Back To Top

New rules on 'best before' dates to increase products' shelf life

Use-by date, not sell-by date, to be adopted from next year, with milk being the only exception

A person shops for eggs at a large supermarket chain store in Seoul. (Yonhap)
A person shops for eggs at a large supermarket chain store in Seoul. (Yonhap)

The nation’s 38-year-old food expiration date system will be revised from next year to be based on use-by dates of food items, not sell-by dates, in an attempt to reduce food waste.

The use-by date refers to the last day food can be consumed. If the food is older than that date, the consumer should not eat, freeze or cook the food as it may cause food poisoning.

For decades, Korea has adopted a scheme based on the sell-by date, which reflects the producer’s estimate of when a food item tastes best. The date refers to the last day the flavor, smell or texture of a food product may be at its optimal quality.

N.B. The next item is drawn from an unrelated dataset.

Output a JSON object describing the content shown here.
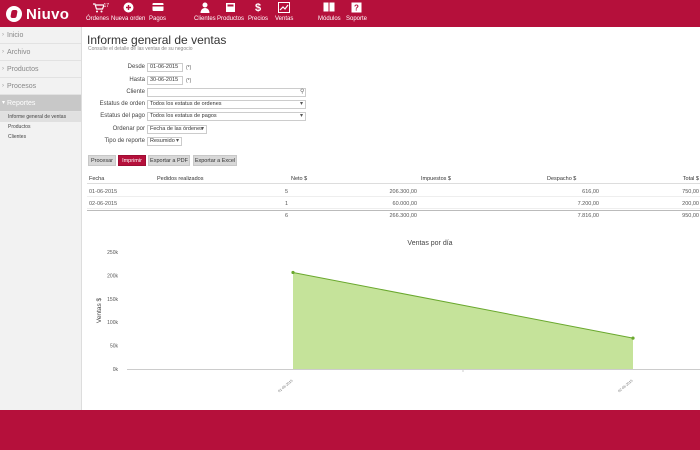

Despite no safety concerns, most consumers here have long considered the sell-by date as the time to dispose of food.

The planned revision comes as the use of sell-by dates is leading to premature tossing of food that is still safe to eat.

According to the National Food Safety Information Service, 5.48 million tons of food is thrown out annually, requiring 1.96 trillion won ($1.5 billion) to be spent on food disposal.

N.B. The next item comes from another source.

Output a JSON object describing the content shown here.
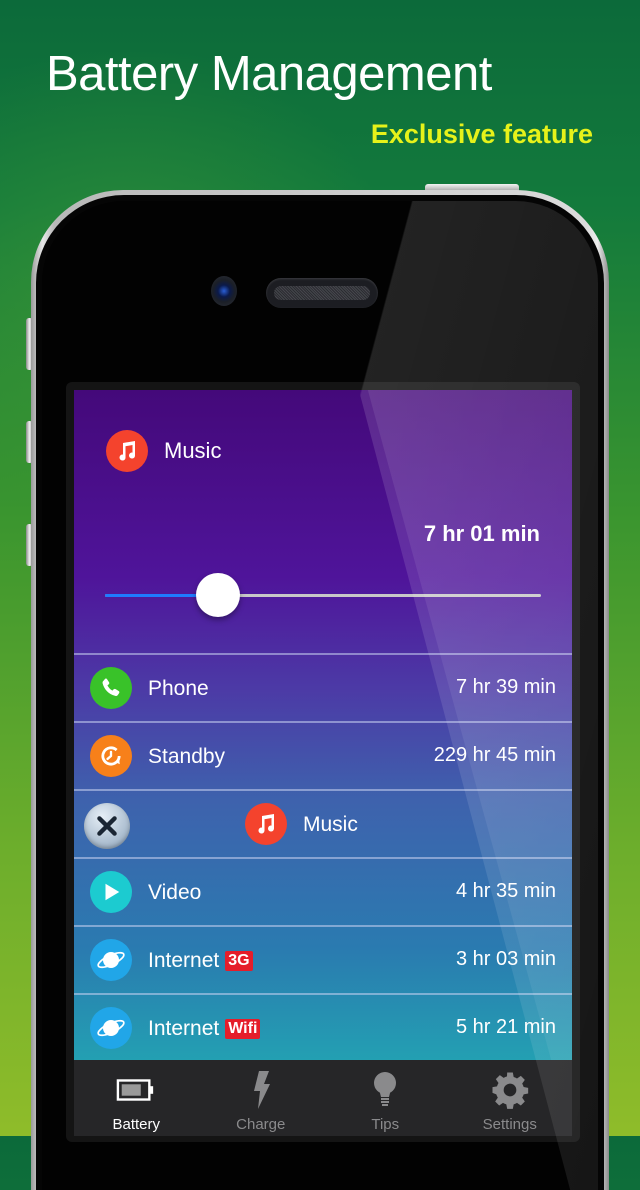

The government predicted this adoption of the use-by-date method is expected to save 886 billion annually, over the next 10 years.

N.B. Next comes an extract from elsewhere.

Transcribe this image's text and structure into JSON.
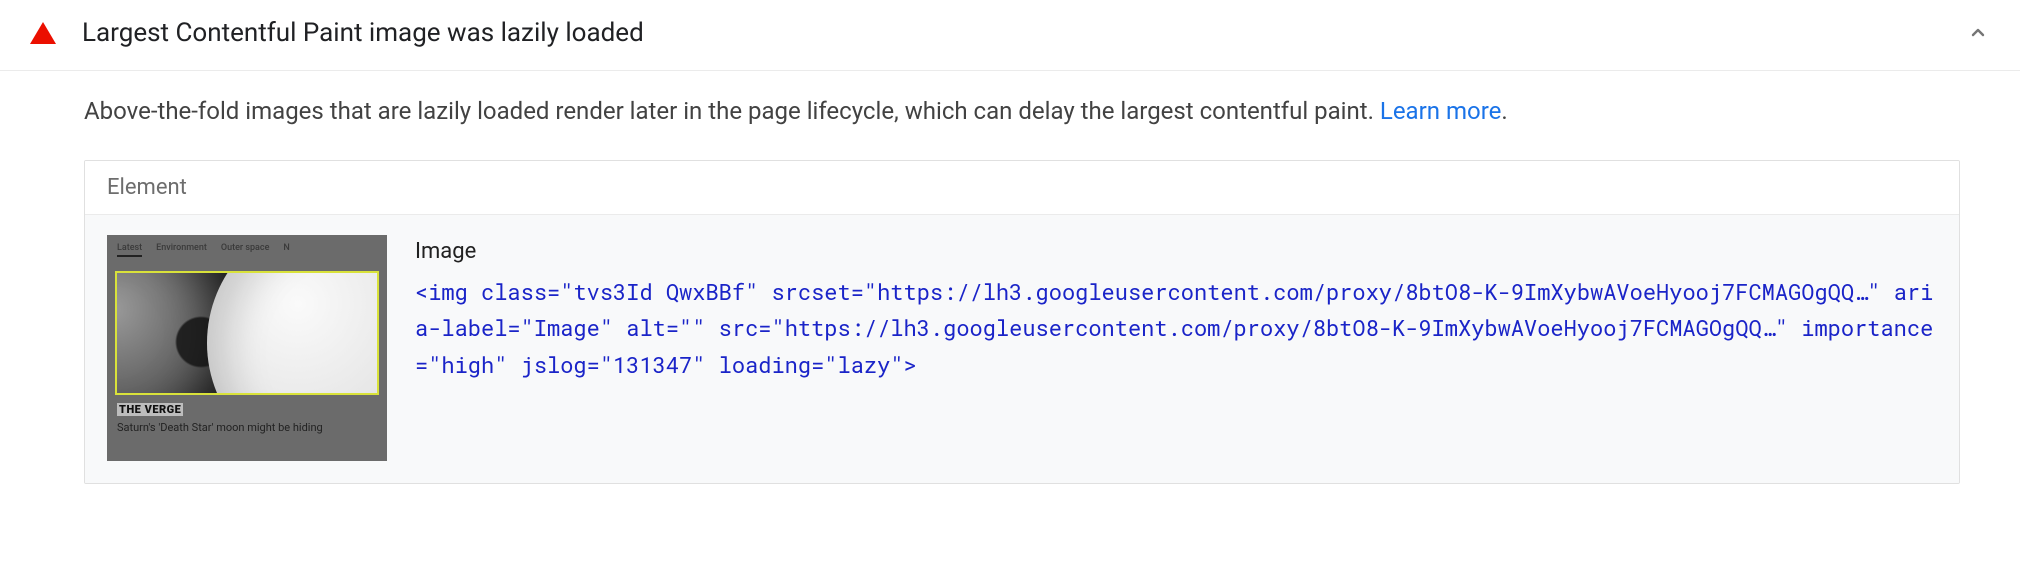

However, food producers and retailers express concerns about the new scheme, saying they could be faced with a slew of complaints from customers about the lowered quality of food.

"Food products differ greatly in characteristics, and the quality of some packaged foods can be lowered very quickly the longer they are kept," an official from a local food distributor who wished to remain anonymous told The Korea Herald.

"Careful designation of use-by dates for different food categories would need to be made, after analyzing each food product's characteristics," he said.

He added that for small and mid-sized companies, it could be costly and burdensome to autonomously set use-by dates for each of its products.

Although the Ministry of Food and Drug Safety offers some guidance on the new labeling, it is food companies themselves who are responsible for putting use-by dates on each product after reviewing safety of all food products.

In order to reduce concerns and confusions in the earlier stage, the ministry has also set up a grace period for the new scheme.

Accordingly, the Ministry of Food and Drug Safety has set up a grace period to observe and minimize problems from Jan. 1 to Dec. 31, 2023.

Adding to that, the ministry also decided to allow businesses to put both use-by and sell-by dates together during the grace period, considering the burden of replacing current product packages.

Despite the adoption of the new scheme, milk will be allowed to be marked with the sell-by date, the ministry said, citing a lack of preparedness in the distribution channels.

"It will be difficult to change the food date labeling system that has lasted for 38 years all at once, but the new system will reduce food waste and provide clear information to consumers,” a ministry official said.



By Lee Yoon-seo (yoonseo.3348@heraldcorp.com)
MOST POPULAR
LATEST NEWS
leadersclub
catch table
Korea Herald daum
subscribe